Conclusion - It’s where the whole thing is summed up. If there is a call to action - here is where it is issued. If a stirring tribute, it is this point where the emotions of the audience should be most affected.
The first paragraph, with its rather oblique reference to “the mother ship in New York,” is certainly a preamble. It is a beginning and certainly seeks to share some “inside humor.” Unfortunately, no one laughed.
As for the Introduction, it is less than a clear statement of principles, premise, or even promise:
“And with more states facing common challenges, we have the chance, and a profound responsibility, to exercise American leadership to solve problems in concert with others. That is the heart of America’s mission in the world today.”

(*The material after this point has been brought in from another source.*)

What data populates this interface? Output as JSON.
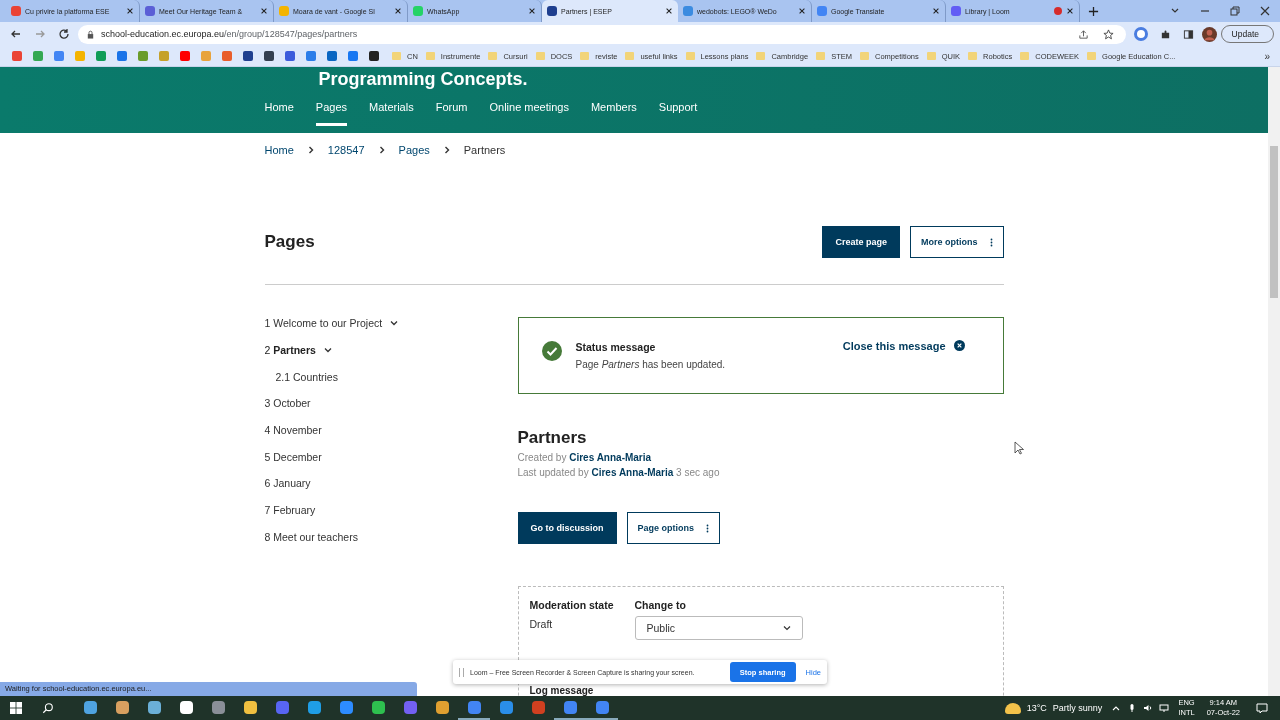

That’s hardly a statement like Winston Churchill’s famous speech at Westminster college:
“The United States stands at this time at the pinnacle of world power. It is a solemn moment for the American democracy. For with this primacy in power is also joined an awe-inspiring accountability to the future.”
His “Iron Curtain” speech is an appropriate contrast here, because it also has foreign relations as its topic.
The Body of Secretary Clinton's speech suffers from this initial lack of a clear introductory statement. It continues with an equal lack of clarity. While much is said, it is difficult to follow any clear, logical, path of reasoning.
It is a series of successive paragraphs, each offering something, but they don’t go anywhere. They don’t tie things together into a complete, comprehensible whole. These paragraphs use none of the classic rhetorical devices, such as repetition, to help the audience follow what is being said. Nothing stands out.
Again the contrast is with Churchill:
“From Stettin in the Baltic to Trieste in the Adriatic an iron curtain has descended across the Continent.”
With that one line, he coined a phrase that still resonates today.
Finally, her Conclusion. The final line is:
“Now all we have to do is deliver. Thank you all very much.”
It does nothing to inspire others on to action, to sum up the information in the speech, or to lay out a course of action the speaker intends to pursue.
In the end, a speech without a clear structure is like riding in a train that’s come off the track. You’ve still got an engine - but you won’t be going anywhere.
A veteran writer, researcher and lecturer, with more than 25 years experience in politics, political communications, and public relations. I’ve studied speech writing at NYU, and authored a number of published articles on the practice of lobbying as well as topics in American history.
My lecture on the War of 1812: 1812 – Uncle Sam’s First War, is now a lecture in the New York Speakers in the Humanities bicentennial commemoration series.